I found another solution. I carry my Audiovox. Cell phones are acceptable in almost all situations now. At dinner the other night someone gave me a URL. Instead of writing it down, I sent myself a voice message on my cell phone. When I got back home that reminded me of the conversation and I posted it.
See, the whole point of David Allen's program is to free your mind from having to remember or worry about stuff.
Why don't I use a Moleskin? For a few reasons:
1) I want to have a shared calendar. My wife, for instance, needs to be able to see my calendar. If it's in my pocket, that isn't possible. My SmartPhone adds calendar items to my shared calendar nearly instantly so we never get messed up (it syncs them up so my wife and coworkers can have access to my calendar).
2) I don't like transcribing notes to my task list. I am a lazy lazy person. I don't want to do things twice. I'd rather carry my Tablet PC or Smartphone everywhere.

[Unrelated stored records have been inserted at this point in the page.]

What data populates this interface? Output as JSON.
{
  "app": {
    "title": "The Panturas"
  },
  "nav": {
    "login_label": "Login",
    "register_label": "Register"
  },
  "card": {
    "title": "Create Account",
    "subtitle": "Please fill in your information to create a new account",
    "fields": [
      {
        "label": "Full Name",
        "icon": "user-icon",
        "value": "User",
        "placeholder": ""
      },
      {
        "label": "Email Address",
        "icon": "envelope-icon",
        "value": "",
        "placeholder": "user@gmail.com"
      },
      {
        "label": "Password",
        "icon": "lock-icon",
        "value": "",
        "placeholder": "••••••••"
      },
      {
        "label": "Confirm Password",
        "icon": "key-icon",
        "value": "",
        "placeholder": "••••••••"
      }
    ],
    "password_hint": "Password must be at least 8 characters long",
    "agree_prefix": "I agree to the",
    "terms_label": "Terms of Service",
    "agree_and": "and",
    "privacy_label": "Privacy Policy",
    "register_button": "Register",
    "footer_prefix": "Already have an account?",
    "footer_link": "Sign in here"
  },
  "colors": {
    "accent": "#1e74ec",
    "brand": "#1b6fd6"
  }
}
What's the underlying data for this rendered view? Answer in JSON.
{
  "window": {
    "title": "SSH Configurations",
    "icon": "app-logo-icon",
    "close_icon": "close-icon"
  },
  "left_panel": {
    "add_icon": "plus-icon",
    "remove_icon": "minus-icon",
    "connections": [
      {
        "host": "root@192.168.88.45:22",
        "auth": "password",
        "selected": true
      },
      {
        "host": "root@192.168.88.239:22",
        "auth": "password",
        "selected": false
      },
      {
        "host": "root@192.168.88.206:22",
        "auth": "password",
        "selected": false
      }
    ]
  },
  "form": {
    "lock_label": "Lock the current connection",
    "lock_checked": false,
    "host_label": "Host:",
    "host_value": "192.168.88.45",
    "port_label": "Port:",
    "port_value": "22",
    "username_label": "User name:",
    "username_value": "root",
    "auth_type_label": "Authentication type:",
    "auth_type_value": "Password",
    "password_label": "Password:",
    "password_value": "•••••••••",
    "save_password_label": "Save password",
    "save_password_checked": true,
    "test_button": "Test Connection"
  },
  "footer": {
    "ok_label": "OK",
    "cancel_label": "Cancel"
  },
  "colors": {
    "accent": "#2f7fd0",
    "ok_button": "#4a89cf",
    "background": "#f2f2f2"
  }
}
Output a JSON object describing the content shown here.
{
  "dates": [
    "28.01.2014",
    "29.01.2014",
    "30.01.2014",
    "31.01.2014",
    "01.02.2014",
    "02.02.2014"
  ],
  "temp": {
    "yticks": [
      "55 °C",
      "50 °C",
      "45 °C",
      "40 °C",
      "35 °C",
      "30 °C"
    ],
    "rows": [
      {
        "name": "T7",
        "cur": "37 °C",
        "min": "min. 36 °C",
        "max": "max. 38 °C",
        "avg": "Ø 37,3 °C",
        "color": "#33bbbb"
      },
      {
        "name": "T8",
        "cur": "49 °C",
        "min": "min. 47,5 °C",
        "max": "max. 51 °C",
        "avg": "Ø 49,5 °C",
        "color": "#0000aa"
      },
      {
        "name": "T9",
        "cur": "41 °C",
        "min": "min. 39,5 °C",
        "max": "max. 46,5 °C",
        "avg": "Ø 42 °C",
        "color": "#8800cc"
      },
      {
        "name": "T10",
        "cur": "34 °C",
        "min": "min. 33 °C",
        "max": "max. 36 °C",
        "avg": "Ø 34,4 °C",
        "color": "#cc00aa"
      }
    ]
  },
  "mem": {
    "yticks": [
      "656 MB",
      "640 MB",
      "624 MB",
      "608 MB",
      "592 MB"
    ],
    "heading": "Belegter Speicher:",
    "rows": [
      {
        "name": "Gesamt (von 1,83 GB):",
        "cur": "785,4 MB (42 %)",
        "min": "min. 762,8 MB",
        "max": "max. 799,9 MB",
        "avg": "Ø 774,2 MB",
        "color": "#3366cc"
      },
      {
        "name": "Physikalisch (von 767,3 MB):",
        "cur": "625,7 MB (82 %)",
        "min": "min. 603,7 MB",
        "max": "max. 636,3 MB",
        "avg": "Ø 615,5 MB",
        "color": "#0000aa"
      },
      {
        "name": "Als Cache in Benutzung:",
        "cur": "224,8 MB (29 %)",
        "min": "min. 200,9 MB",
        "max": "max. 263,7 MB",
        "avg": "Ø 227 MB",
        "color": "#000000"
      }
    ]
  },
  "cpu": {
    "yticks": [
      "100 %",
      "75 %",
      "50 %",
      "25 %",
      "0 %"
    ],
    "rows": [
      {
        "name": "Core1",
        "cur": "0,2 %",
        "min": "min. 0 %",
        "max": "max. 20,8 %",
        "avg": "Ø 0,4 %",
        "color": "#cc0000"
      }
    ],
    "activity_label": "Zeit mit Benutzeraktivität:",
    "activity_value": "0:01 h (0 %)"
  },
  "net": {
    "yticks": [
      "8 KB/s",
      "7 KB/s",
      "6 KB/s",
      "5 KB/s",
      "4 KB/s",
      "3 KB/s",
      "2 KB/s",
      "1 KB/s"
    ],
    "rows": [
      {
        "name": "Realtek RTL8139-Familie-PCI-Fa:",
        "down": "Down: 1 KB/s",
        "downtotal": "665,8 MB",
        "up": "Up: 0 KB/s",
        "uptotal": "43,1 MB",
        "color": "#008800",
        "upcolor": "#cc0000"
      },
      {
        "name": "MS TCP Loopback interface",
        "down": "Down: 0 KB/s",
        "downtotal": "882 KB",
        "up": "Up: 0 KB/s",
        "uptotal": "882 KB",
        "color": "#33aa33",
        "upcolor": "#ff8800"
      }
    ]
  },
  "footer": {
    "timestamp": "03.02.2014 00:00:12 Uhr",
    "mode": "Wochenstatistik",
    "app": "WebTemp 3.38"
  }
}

3) When I'm making commitments to people I wanna make sure I add those commitments to my system right there (and so I can show them just how busy I am and the likelihood that I'll complete their task). For that, my SmartPhone is better too. My entire task list is displayed on my Smartphone.
4) I'm getting the plugin for Outlook that was designed with David Allen's system in mind, so I'd rather live in Outlook as much as possible.
But, that's all not the point. The point is that if you're really busy (and if you're not, you probably will be someday) you need a system to help you squeeze more productivity out of the day and to keep you from going mad. The days I get burnt out are the ones when I don't have a system to fall back on.
It's interesting, but the folks who really try David's program out (hint: you don't need a seminar, just need to read his book and really give it a month) swear by it. Most, like my boss, can't imagine living without it. Here's Omar again talking about it.
Dave Ciccone just emailed me and said "you have got to check out this Bluetooth virtual keyboard." He has a review on his site. That looks very cool. I wish this worked with my SmartPhone (from the looks of it it'll only work with PocketPCs). Costs $225, so a bit pricey as well.
Carter Maslan is building a traffic application for the San Francisco Bay Area for the Microsoft SmartPhone.
There's already one being built for Seattle (I've been dogfooding that, it's from Research and you'll see more on Channel 9 this week -- it saves me hours every year).
Glad to see that Carter likes the Audiovox (er, Scoblephone): the best consumer purchase I've made in years.
Michael Kaplan's blog readers report a bug with CharNext/CharPrev.
With that, I think I'm up to $135 for the Tsunami Relief Fund. It's really hard to blog without talking about blogs.
Yeah, it's an obscure bug, the kind that only a developer could appreciate, but it's these little things that make a platform better. I'm seeing more and more of a conversation taking place between devs and customers.
On KFI Dave Cicconne (he publishes "Dave's iPaq" site) was complaining about Microsoft's treatment of him.
I'm working on his behalf now too. Anyone else?
Personally, Dave, I'm very sorry. You have an awesome site. I greatly appreciate what you've done for Microsoft and our customers. We really need to treat our fan sites better than this. I don't care what the content was, we should call first and work on relationships with our fans first.
I'm listening to Dave Ciccone on Leo Laporte's show on KFI Radio (one of the most listened to radio stationsin the world).
I haven't been in a Leo Laporte chat room for years. Takes me back (I used to help run his chat room back when he was on KGO radio).